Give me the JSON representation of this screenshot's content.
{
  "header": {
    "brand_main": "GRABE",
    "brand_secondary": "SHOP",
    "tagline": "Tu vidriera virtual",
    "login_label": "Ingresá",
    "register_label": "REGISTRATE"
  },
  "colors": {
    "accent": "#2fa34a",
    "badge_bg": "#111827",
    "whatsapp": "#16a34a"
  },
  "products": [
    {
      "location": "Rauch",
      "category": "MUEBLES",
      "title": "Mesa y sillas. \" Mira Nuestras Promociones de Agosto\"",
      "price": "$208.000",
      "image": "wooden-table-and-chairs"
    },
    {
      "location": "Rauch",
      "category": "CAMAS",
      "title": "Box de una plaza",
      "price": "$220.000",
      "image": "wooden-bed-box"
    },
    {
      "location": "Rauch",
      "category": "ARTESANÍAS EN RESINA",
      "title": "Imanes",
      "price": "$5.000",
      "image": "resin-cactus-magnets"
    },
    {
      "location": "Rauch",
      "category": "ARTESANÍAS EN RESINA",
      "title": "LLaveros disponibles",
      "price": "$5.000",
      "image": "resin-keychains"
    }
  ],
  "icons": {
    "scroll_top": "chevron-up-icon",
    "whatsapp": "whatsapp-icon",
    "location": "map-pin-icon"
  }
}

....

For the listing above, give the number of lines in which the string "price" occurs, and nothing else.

4